A report into woodfuel usage published this week indicates that by using the equivalent of over 1 million green tonnes of woodfuel in 2009, large-scale energy generators and local heat users saved over half a million tonnes of CO2 emissions.

This low cost, low-carbon option is proving particularly popular with small to medium businesses and community heat projects, which account for the largest number of woodfuel installations in the past year.

Environment Minister, Roseanna Cunningham said:

“This is excellent news for Scotland. The fact that businesses across the country are making the move to woodfuel shows it makes business sense and that confidence in this emerging sector is helping new, local suppliers to make a go of their woodfuel business.

“But the increasing demand for clean, green woodfuel means that we have to make the best and most efficient use of all our available resources.

“A recent study indicates that there could be over 400,000 tonnes of biomass material available from as yet untapped sources that could be recovered and processed into wood chips or pellets.

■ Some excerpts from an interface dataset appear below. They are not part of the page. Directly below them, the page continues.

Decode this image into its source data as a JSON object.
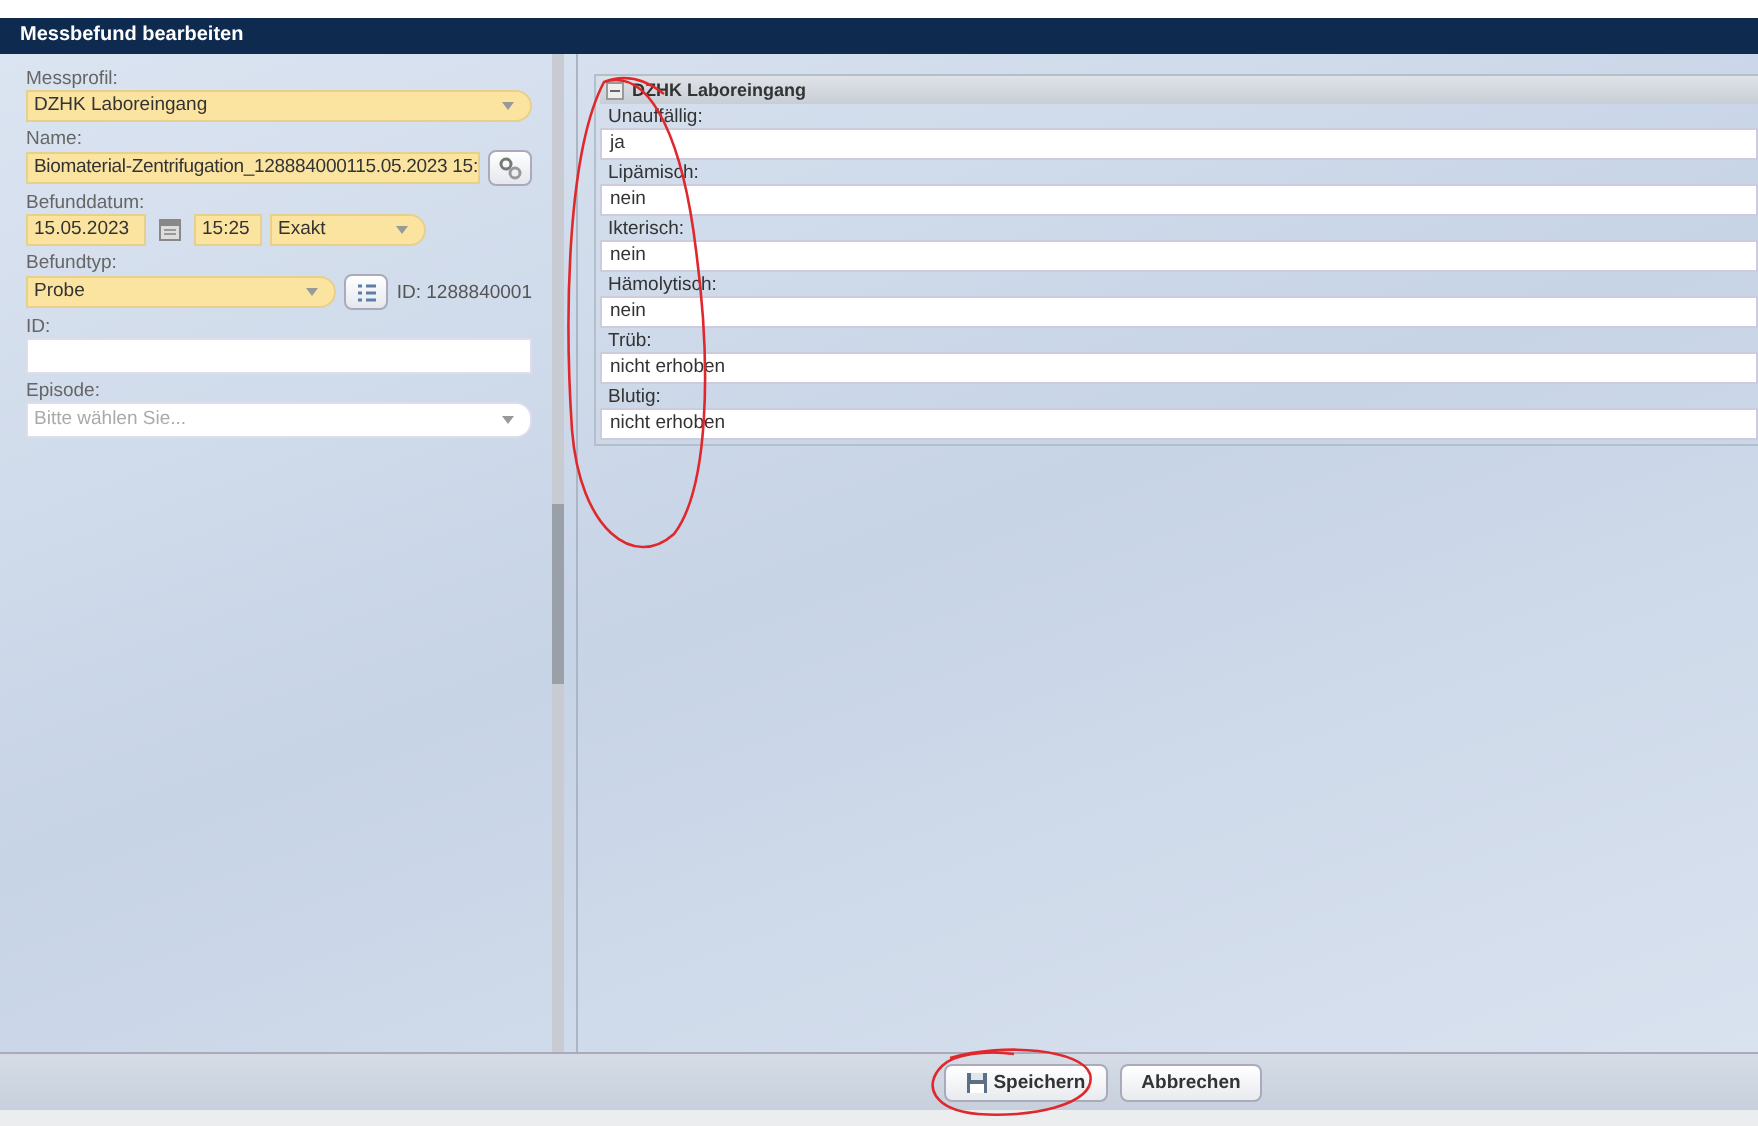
{
  "window": {
    "title": "Messbefund bearbeiten"
  },
  "form": {
    "messprofil": {
      "label": "Messprofil:",
      "value": "DZHK Laboreingang"
    },
    "name": {
      "label": "Name:",
      "value": "Biomaterial-Zentrifugation_128884000115.05.2023 15:"
    },
    "befunddatum": {
      "label": "Befunddatum:",
      "date": "15.05.2023",
      "time": "15:25",
      "precision": "Exakt"
    },
    "befundtyp": {
      "label": "Befundtyp:",
      "value": "Probe",
      "id_text": "ID: 1288840001"
    },
    "id": {
      "label": "ID:"
    },
    "episode": {
      "label": "Episode:",
      "placeholder": "Bitte wählen Sie..."
    }
  },
  "group": {
    "title": "DZHK Laboreingang",
    "expanded": true,
    "fields": [
      {
        "label": "Unauffällig:",
        "value": "ja"
      },
      {
        "label": "Lipämisch:",
        "value": "nein"
      },
      {
        "label": "Ikterisch:",
        "value": "nein"
      },
      {
        "label": "Hämolytisch:",
        "value": "nein"
      },
      {
        "label": "Trüb:",
        "value": "nicht erhoben"
      },
      {
        "label": "Blutig:",
        "value": "nicht erhoben"
      }
    ]
  },
  "buttons": [
    {
      "kind": "save",
      "label": "Speichern"
    },
    {
      "kind": "cancel",
      "label": "Abbrechen"
    }
  ]
}
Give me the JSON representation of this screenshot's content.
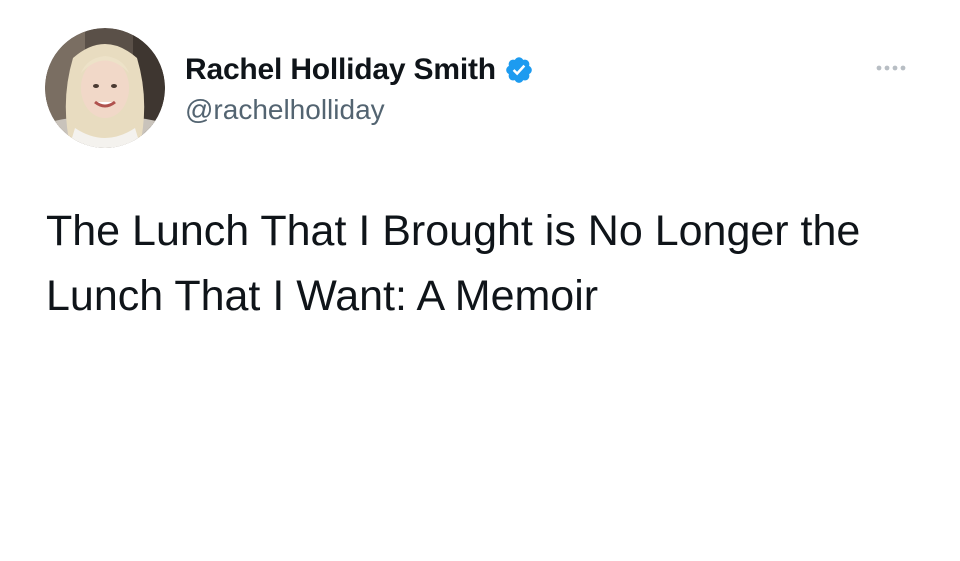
{
  "tweet": {
    "author": {
      "display_name": "Rachel Holliday Smith",
      "handle": "@rachelholliday",
      "verified": true,
      "verified_icon": "verified-badge-icon",
      "avatar_icon": "avatar"
    },
    "more_icon": "more-options-icon",
    "text": "The Lunch That I Brought is No Longer the Lunch That I Want: A Memoir"
  },
  "colors": {
    "background": "#ffffff",
    "text_primary": "#0f1419",
    "text_secondary": "#536471",
    "verified_blue": "#1d9bf0",
    "more_dots": "#b8bec4"
  }
}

“This additional but finite resource is available at locations all over the country so it makes sense that we focus our efforts on using it locally, prioritising it for local heat or combined heat and power generation.”

Overall demand is expected to rise to around 1.3 million green tonnes (669,840 odt) in 2010 and current proposals could further increase demand in the future. The Scottish Government is starting work on a review of the blend of support for biomass, given its focus on supporting heat use.

Forestry Commission Scotland has also reconvened the Woodfuel Task Force to act on the findings of the study and explore ways of creating the infrastructure that will support and encourage efforts to capitalise on this material.

The Woodfuel Usage Study is at and the Arboricultural Arisings report can be found at

Notes to Editors
1) Forestry Commission Scotland serves as the Scottish Government’s forestry directorate and manages the 660,000 hectare national forest estate for the benefit of communities, biodiversity, the economy and to help in the fight to mitigate the effects of climate change. The use of wood as a fuel will help reduce harmful greenhouse emissions and the Commission is working hard to promote woodfuel developments across the country. The Commission continues to protect, manage and expand Scotland’s forests and woodlands in a way which helps in the fight against climate change.

2) The research on Arboricultural Arisings was carried out by Nevin Associates through the EU-funded RBAN project, managed by the Commission in partnership with the Scottish Government and Scottish Enterprise, with support from Glasgow & Clyde Valley Green Network Partnership.

3) Large-scale electricity and combined heat and power plants and heat use by timber processers currently accounts for around 90% of woodfuel usage.

4) Arboricultural arisings are material such as brash (thin branches where the woody material is generally less than 2 inches thick) and heavy timer/round wood (woody material more than 2 inches thick, which is the material which would have the most potential for biomass energy generation.

5) The Scottish Biomass Heat Scheme helped a 25% surge in the small-scale sector.